by Michele Straube for EDR Blog.org -
Politicians on both sides of the public lands debate should be lauded for suggesting field trips. Such outings have the potential to foster true dialogue and could form the basis of a constructive problem-solving conversation.
The Tribune’s August 7 editorial on this topic — “Taking a risk: Utah’s outreach could backfire” — suggests the “backfire” of an increased desire to permanently set aside more Western public lands once the visitors saw “Utah’s living wonders” in person.
Some may assume that the field trip will play out as follows: The field trip hosts (the Governor, Utah Congressmen and local Utah communities) show their guests (Congressional leaders who seek legal preservation status) public lands under consideration for permanent protection and describe the foregone resource development opportunities.

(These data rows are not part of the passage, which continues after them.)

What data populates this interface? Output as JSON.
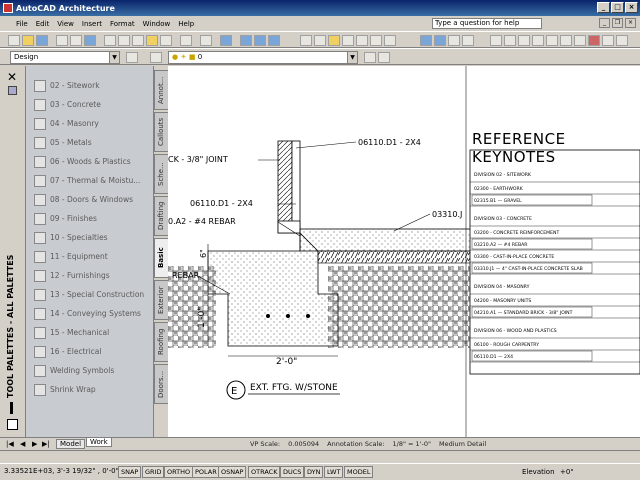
{
  "titlebar": {
    "title": "AutoCAD Architecture"
  },
  "menubar": {
    "items": [
      "File",
      "Edit",
      "View",
      "Insert",
      "Format",
      "Window",
      "Help"
    ],
    "help_placeholder": "Type a question for help"
  },
  "toolbar2": {
    "workspace": "Design",
    "layer": "0"
  },
  "palette": {
    "title": "TOOL PALETTES - ALL PALETTES",
    "items": [
      "02 - Sitework",
      "03 - Concrete",
      "04 - Masonry",
      "05 - Metals",
      "06 - Woods & Plastics",
      "07 - Thermal & Moistu...",
      "08 - Doors & Windows",
      "09 - Finishes",
      "10 - Specialties",
      "11 - Equipment",
      "12 - Furnishings",
      "13 - Special Construction",
      "14 - Conveying Systems",
      "15 - Mechanical",
      "16 - Electrical",
      "Welding Symbols",
      "Shrink Wrap"
    ],
    "tabs": [
      "Annot...",
      "Callouts",
      "Sche...",
      "Drafting",
      "Basic",
      "Exterior",
      "Roofing",
      "Doors..."
    ],
    "active_tab": "Basic"
  },
  "drawing": {
    "labels": {
      "ck_joint": "CK - 3/8\" JOINT",
      "ref1": "06110.D1 - 2X4",
      "ref2": "06110.D1 - 2X4",
      "rebar_tag": "0.A2 - #4 REBAR",
      "ref3": "03310.J",
      "rebar": "REBAR",
      "dim_6": "6\"",
      "dim_1ft": "1'-0\"",
      "dim_2ft": "2'-0\"",
      "bubble": "E",
      "detail_title": "EXT. FTG. W/STONE"
    },
    "keynotes": {
      "title": "REFERENCE KEYNOTES",
      "rows": [
        {
          "kind": "division",
          "text": "DIVISION 02 - SITEWORK"
        },
        {
          "kind": "section",
          "text": "02300 - EARTHWORK"
        },
        {
          "kind": "item",
          "code": "02315.B1",
          "desc": "GRAVEL"
        },
        {
          "kind": "division",
          "text": "DIVISION 03 - CONCRETE"
        },
        {
          "kind": "section",
          "text": "03200 - CONCRETE REINFORCEMENT"
        },
        {
          "kind": "item",
          "code": "03210.A2",
          "desc": "#4 REBAR"
        },
        {
          "kind": "section",
          "text": "03300 - CAST-IN-PLACE CONCRETE"
        },
        {
          "kind": "item",
          "code": "03310.J1",
          "desc": "4\" CAST-IN-PLACE CONCRETE SLAB"
        },
        {
          "kind": "division",
          "text": "DIVISION 04 - MASONRY"
        },
        {
          "kind": "section",
          "text": "04200 - MASONRY UNITS"
        },
        {
          "kind": "item",
          "code": "04210.A1",
          "desc": "STANDARD BRICK - 3/8\" JOINT"
        },
        {
          "kind": "division",
          "text": "DIVISION 06 - WOOD AND PLASTICS"
        },
        {
          "kind": "section",
          "text": "06100 - ROUGH CARPENTRY"
        },
        {
          "kind": "item",
          "code": "06110.D1",
          "desc": "2X4"
        }
      ]
    }
  },
  "layout_tabs": {
    "model": "Model",
    "work": "Work"
  },
  "scale": {
    "vp_label": "VP Scale:",
    "vp_value": "0.005094",
    "ann_label": "Annotation Scale:",
    "ann_value": "1/8\" = 1'-0\"",
    "detail": "Medium Detail"
  },
  "status": {
    "coords": "3.33521E+03, 3'-3 19/32\" , 0'-0\"",
    "toggles": [
      "SNAP",
      "GRID",
      "ORTHO",
      "POLAR",
      "OSNAP",
      "OTRACK",
      "DUCS",
      "DYN",
      "LWT",
      "MODEL"
    ],
    "elevation_label": "Elevation",
    "elevation_value": "+0\""
  }
}
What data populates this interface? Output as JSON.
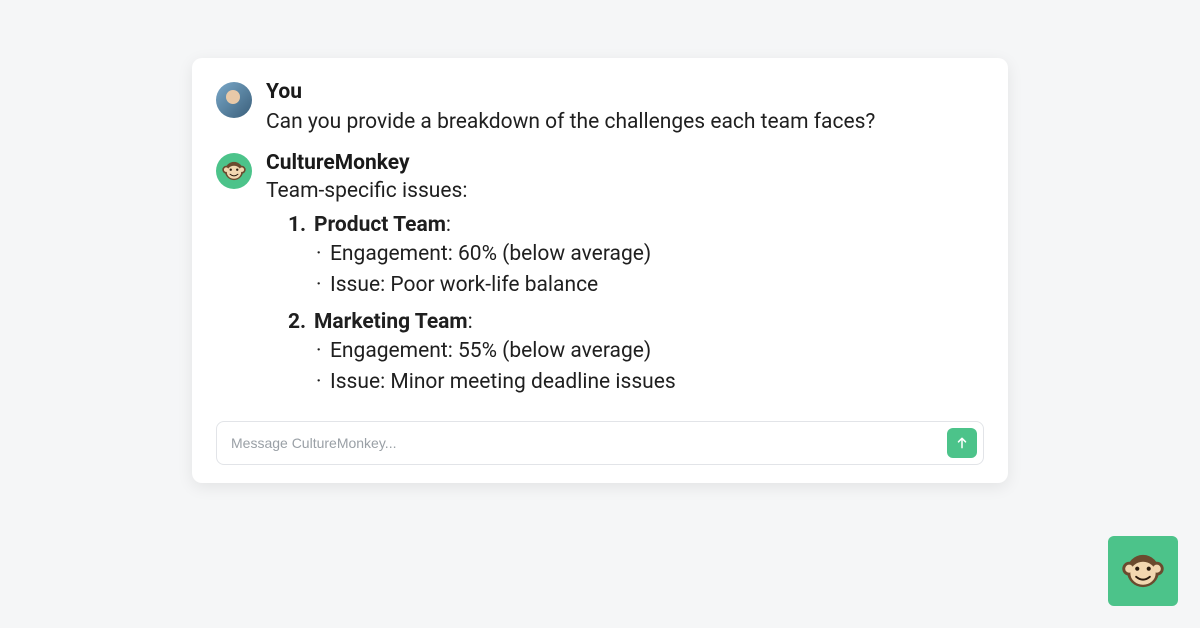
{
  "chat": {
    "user": {
      "author": "You",
      "text": "Can you provide a breakdown of the challenges each team faces?"
    },
    "bot": {
      "author": "CultureMonkey",
      "heading": "Team-specific issues:",
      "teams": [
        {
          "num": "1.",
          "name": "Product Team",
          "bullets": [
            "Engagement: 60% (below average)",
            "Issue: Poor work-life balance"
          ]
        },
        {
          "num": "2.",
          "name": "Marketing Team",
          "bullets": [
            "Engagement: 55% (below average)",
            "Issue: Minor meeting deadline issues"
          ]
        }
      ]
    }
  },
  "input": {
    "placeholder": "Message CultureMonkey..."
  },
  "colors": {
    "accent": "#4cc38a"
  }
}
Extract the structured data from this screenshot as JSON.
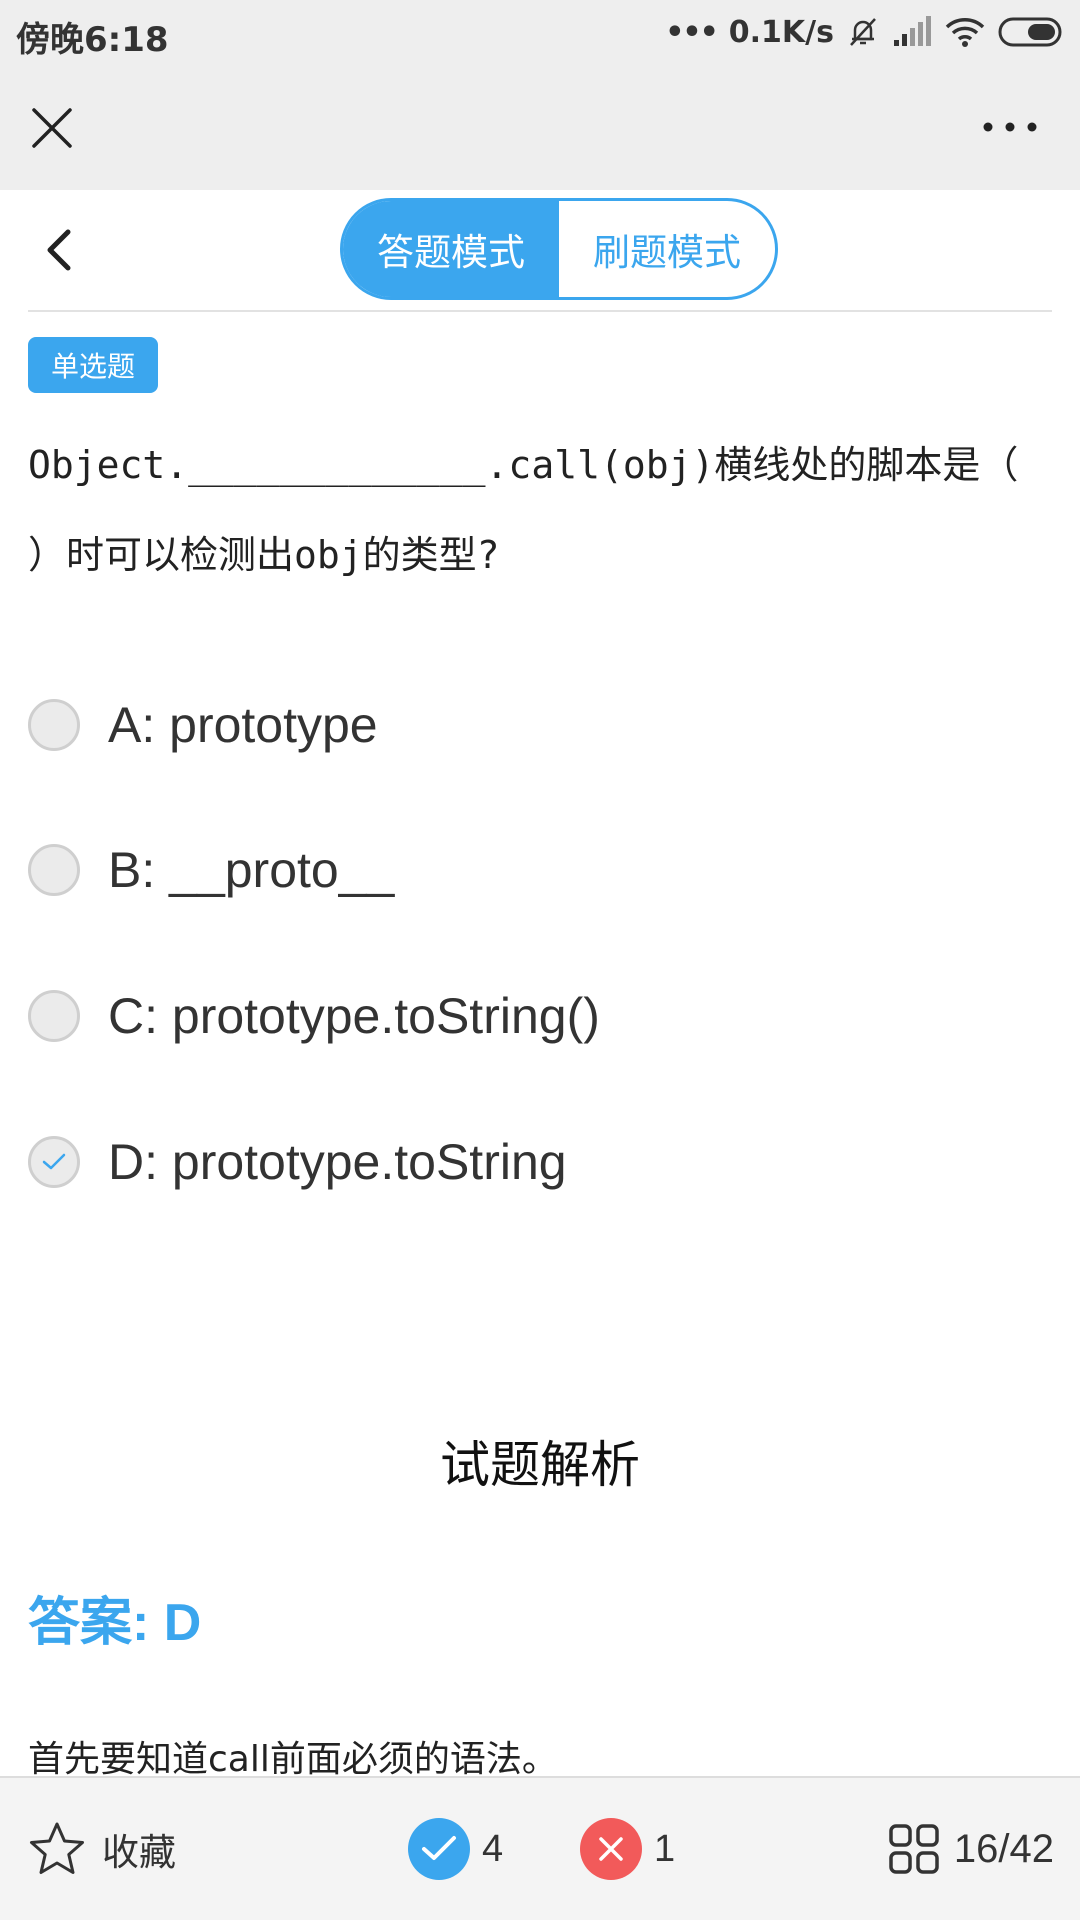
{
  "status_bar": {
    "time": "傍晚6:18",
    "dots": "•••",
    "network_speed": "0.1K/s"
  },
  "title_bar": {
    "close_icon": "close-icon",
    "more_icon": "more-icon"
  },
  "nav": {
    "back_icon": "chevron-left-icon",
    "modes": [
      {
        "label": "答题模式",
        "active": true
      },
      {
        "label": "刷题模式",
        "active": false
      }
    ]
  },
  "question": {
    "type_label": "单选题",
    "text": "Object._____________.call(obj)横线处的脚本是（   ）时可以检测出obj的类型?",
    "options": [
      {
        "text": "A: prototype",
        "selected": false
      },
      {
        "text": "B: __proto__",
        "selected": false
      },
      {
        "text": "C: prototype.toString()",
        "selected": false
      },
      {
        "text": "D: prototype.toString",
        "selected": true
      }
    ]
  },
  "analysis": {
    "title": "试题解析",
    "answer_label": "答案: D",
    "explanation": "首先要知道call前面必须的语法。"
  },
  "bottom_bar": {
    "favorite_label": "收藏",
    "correct_count": "4",
    "wrong_count": "1",
    "progress": "16/42"
  },
  "colors": {
    "accent": "#3ba6ee",
    "wrong": "#f25a5a",
    "status_bg": "#eeeeee"
  }
}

They tell their guests how large percentages of federal land in western states limit local communities’ economic success. They argue that leaving the maximum amount of land open for multiple use is the only fair option.
The guests look out over the public lands and proclaim their unique beauty. They describe the potential negative impacts from resource development activities on similar lands, and envision the permanent future harm here. They argue that permanent protection of the lands from resource development is the only fair option. Both hosts and guests do not change their viewpoints significantly.
I can envision a field trip conversation that ends very differently, one that creates the power of possibility rather than confirming pre-existing assumptions about competing solutions. Instead of spending most of the field trip advocating for mutually incompatible solutions (wilderness versus multiple use), both hosts and guests ask a lot of questions to explore the underlying needs of their respective counterparts.
The hosts and local communities are interested in economic development opportunities, an outcome the guests may not disagree with conceptually. What other creative options might be imagined to build local economies? Could less unique lands provide similar resource development opportunities? If not currently available for development, could they be?
The field trip guests and their constituencies are interested in preserving unique landscapes and ecosystems for future generations. The hosts may not disagree with that outcome in concept, although they might quarrel about the exact acreage to be protected. What characteristics make these lands unique and what types of protections will maintain them over the long term? Which lands could be protected with the least impact on local economies?
In my experience as an environmental mediator, I have witnessed and facilitated conversations like this that break down interpersonal barriers and open up the space for creative problem solving. Simply standing on the same ground, looking at the same things, and talking about what the different eyes see often creates the turning point, the common ground as it were, from which workable solutions can emerge. The parties’ underlying values and needs are often compatible, but the solutions they come in with might not be.
The biggest risk in the public lands debate is that those who currently disagree will once again retreat to their corners and continue fighting for the only solution they can envision. Although it is risky (and, yes, scary) to engage in dialogue about what really matters to the various stakeholders, this may well be the only path to resolution of this long-standing issue. It is time to take a risk, to take steps to ensure that each party’s underlying goals are understood and taken into account, and to create the opening for a problem-solving conversation. One that allows creative ideas to emerge that can meet all legitimate goals but does not advocate for any particular pre-conceived solution.
This blog entry was also published as an OpEd in the Sunday 8/17/14 Salt Lake Tribune.
Michele Straube is Director of the Environmental Dispute Resolution Program at the Wallace Stegner Center for Land, Resources and the Environment, S.J. Quinney College of Law, University of Utah.